# Exercise details
Copy every record below, exactly as written.

[Source records]
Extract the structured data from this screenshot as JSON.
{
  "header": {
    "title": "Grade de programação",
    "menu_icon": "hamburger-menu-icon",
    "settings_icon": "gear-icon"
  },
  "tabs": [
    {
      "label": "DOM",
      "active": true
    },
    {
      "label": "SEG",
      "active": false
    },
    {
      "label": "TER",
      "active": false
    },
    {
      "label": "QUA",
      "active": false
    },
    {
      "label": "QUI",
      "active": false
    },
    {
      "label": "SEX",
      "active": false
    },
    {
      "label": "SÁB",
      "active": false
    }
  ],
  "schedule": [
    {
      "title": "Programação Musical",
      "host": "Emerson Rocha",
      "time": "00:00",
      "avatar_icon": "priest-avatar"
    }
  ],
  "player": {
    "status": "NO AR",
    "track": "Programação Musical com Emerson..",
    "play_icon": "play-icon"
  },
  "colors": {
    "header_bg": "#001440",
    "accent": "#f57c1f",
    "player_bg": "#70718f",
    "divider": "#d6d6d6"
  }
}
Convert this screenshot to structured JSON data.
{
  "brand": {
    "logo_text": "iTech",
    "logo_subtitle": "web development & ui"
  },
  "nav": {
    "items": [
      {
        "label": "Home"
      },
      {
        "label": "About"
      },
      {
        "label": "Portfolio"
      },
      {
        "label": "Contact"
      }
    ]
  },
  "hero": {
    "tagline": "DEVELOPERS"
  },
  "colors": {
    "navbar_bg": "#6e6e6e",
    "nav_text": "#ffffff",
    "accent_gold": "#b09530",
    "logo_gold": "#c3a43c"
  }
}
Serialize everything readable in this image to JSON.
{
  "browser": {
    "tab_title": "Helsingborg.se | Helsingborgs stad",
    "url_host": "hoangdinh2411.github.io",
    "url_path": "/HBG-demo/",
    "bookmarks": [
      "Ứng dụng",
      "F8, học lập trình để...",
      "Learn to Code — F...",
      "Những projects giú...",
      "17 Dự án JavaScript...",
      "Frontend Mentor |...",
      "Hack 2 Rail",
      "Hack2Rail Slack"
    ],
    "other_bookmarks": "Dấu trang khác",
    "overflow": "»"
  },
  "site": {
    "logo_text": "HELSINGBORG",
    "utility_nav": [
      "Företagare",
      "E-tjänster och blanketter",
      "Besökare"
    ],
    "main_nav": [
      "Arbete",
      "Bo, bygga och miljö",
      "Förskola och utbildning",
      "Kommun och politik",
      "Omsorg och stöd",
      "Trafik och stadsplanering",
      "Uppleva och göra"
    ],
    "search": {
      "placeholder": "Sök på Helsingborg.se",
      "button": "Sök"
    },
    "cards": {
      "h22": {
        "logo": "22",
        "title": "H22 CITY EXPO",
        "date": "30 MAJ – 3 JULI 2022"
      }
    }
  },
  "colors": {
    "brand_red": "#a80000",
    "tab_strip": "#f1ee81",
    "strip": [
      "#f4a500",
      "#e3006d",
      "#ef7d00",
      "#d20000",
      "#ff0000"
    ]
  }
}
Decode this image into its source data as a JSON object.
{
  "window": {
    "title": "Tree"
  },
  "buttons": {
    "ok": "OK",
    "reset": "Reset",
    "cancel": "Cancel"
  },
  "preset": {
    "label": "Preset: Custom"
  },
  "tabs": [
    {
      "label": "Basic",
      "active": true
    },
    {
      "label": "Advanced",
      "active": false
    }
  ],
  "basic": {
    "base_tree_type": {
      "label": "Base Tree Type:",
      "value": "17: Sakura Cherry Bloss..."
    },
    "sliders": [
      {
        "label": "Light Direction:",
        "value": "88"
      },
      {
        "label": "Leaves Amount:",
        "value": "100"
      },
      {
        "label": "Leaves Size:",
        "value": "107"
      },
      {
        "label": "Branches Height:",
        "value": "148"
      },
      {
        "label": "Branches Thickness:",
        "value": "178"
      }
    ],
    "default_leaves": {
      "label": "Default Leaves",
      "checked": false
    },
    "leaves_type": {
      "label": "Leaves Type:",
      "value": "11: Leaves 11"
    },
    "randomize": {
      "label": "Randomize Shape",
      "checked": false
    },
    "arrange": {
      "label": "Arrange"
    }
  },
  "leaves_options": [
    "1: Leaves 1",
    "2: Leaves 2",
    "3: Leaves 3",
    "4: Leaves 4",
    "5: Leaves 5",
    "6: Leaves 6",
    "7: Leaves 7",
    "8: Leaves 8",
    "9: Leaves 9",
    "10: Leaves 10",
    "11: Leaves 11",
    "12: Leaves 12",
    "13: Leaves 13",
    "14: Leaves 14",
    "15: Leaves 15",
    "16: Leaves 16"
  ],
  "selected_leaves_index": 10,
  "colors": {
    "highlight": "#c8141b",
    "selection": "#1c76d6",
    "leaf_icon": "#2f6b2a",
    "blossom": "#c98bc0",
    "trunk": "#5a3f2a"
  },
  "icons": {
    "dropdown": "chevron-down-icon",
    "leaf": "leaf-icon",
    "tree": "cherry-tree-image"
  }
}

# Solution for this task
Extract the structured data from this screenshot as JSON.
{
  "header": {
    "title": "Grade de programação",
    "menu_icon": "hamburger-menu-icon",
    "settings_icon": "gear-icon"
  },
  "tabs": [
    {
      "label": "DOM",
      "active": true
    },
    {
      "label": "SEG",
      "active": false
    },
    {
      "label": "TER",
      "active": false
    },
    {
      "label": "QUA",
      "active": false
    },
    {
      "label": "QUI",
      "active": false
    },
    {
      "label": "SEX",
      "active": false
    },
    {
      "label": "SÁB",
      "active": false
    }
  ],
  "schedule": [
    {
      "title": "Programação Musical",
      "host": "Emerson Rocha",
      "time": "00:00",
      "avatar_icon": "priest-avatar"
    }
  ],
  "player": {
    "status": "NO AR",
    "track": "Programação Musical com Emerson..",
    "play_icon": "play-icon"
  },
  "colors": {
    "header_bg": "#001440",
    "accent": "#f57c1f",
    "player_bg": "#70718f",
    "divider": "#d6d6d6"
  }
}
Convert this screenshot to structured JSON data.
{
  "brand": {
    "logo_text": "iTech",
    "logo_subtitle": "web development & ui"
  },
  "nav": {
    "items": [
      {
        "label": "Home"
      },
      {
        "label": "About"
      },
      {
        "label": "Portfolio"
      },
      {
        "label": "Contact"
      }
    ]
  },
  "hero": {
    "tagline": "DEVELOPERS"
  },
  "colors": {
    "navbar_bg": "#6e6e6e",
    "nav_text": "#ffffff",
    "accent_gold": "#b09530",
    "logo_gold": "#c3a43c"
  }
}
Serialize everything readable in this image to JSON.
{
  "browser": {
    "tab_title": "Helsingborg.se | Helsingborgs stad",
    "url_host": "hoangdinh2411.github.io",
    "url_path": "/HBG-demo/",
    "bookmarks": [
      "Ứng dụng",
      "F8, học lập trình để...",
      "Learn to Code — F...",
      "Những projects giú...",
      "17 Dự án JavaScript...",
      "Frontend Mentor |...",
      "Hack 2 Rail",
      "Hack2Rail Slack"
    ],
    "other_bookmarks": "Dấu trang khác",
    "overflow": "»"
  },
  "site": {
    "logo_text": "HELSINGBORG",
    "utility_nav": [
      "Företagare",
      "E-tjänster och blanketter",
      "Besökare"
    ],
    "main_nav": [
      "Arbete",
      "Bo, bygga och miljö",
      "Förskola och utbildning",
      "Kommun och politik",
      "Omsorg och stöd",
      "Trafik och stadsplanering",
      "Uppleva och göra"
    ],
    "search": {
      "placeholder": "Sök på Helsingborg.se",
      "button": "Sök"
    },
    "cards": {
      "h22": {
        "logo": "22",
        "title": "H22 CITY EXPO",
        "date": "30 MAJ – 3 JULI 2022"
      }
    }
  },
  "colors": {
    "brand_red": "#a80000",
    "tab_strip": "#f1ee81",
    "strip": [
      "#f4a500",
      "#e3006d",
      "#ef7d00",
      "#d20000",
      "#ff0000"
    ]
  }
}
Decode this image into its source data as a JSON object.
{
  "window": {
    "title": "Tree"
  },
  "buttons": {
    "ok": "OK",
    "reset": "Reset",
    "cancel": "Cancel"
  },
  "preset": {
    "label": "Preset: Custom"
  },
  "tabs": [
    {
      "label": "Basic",
      "active": true
    },
    {
      "label": "Advanced",
      "active": false
    }
  ],
  "basic": {
    "base_tree_type": {
      "label": "Base Tree Type:",
      "value": "17: Sakura Cherry Bloss..."
    },
    "sliders": [
      {
        "label": "Light Direction:",
        "value": "88"
      },
      {
        "label": "Leaves Amount:",
        "value": "100"
      },
      {
        "label": "Leaves Size:",
        "value": "107"
      },
      {
        "label": "Branches Height:",
        "value": "148"
      },
      {
        "label": "Branches Thickness:",
        "value": "178"
      }
    ],
    "default_leaves": {
      "label": "Default Leaves",
      "checked": false
    },
    "leaves_type": {
      "label": "Leaves Type:",
      "value": "11: Leaves 11"
    },
    "randomize": {
      "label": "Randomize Shape",
      "checked": false
    },
    "arrange": {
      "label": "Arrange"
    }
  },
  "leaves_options": [
    "1: Leaves 1",
    "2: Leaves 2",
    "3: Leaves 3",
    "4: Leaves 4",
    "5: Leaves 5",
    "6: Leaves 6",
    "7: Leaves 7",
    "8: Leaves 8",
    "9: Leaves 9",
    "10: Leaves 10",
    "11: Leaves 11",
    "12: Leaves 12",
    "13: Leaves 13",
    "14: Leaves 14",
    "15: Leaves 15",
    "16: Leaves 16"
  ],
  "selected_leaves_index": 10,
  "colors": {
    "highlight": "#c8141b",
    "selection": "#1c76d6",
    "leaf_icon": "#2f6b2a",
    "blossom": "#c98bc0",
    "trunk": "#5a3f2a"
  },
  "icons": {
    "dropdown": "chevron-down-icon",
    "leaf": "leaf-icon",
    "tree": "cherry-tree-image"
  }
}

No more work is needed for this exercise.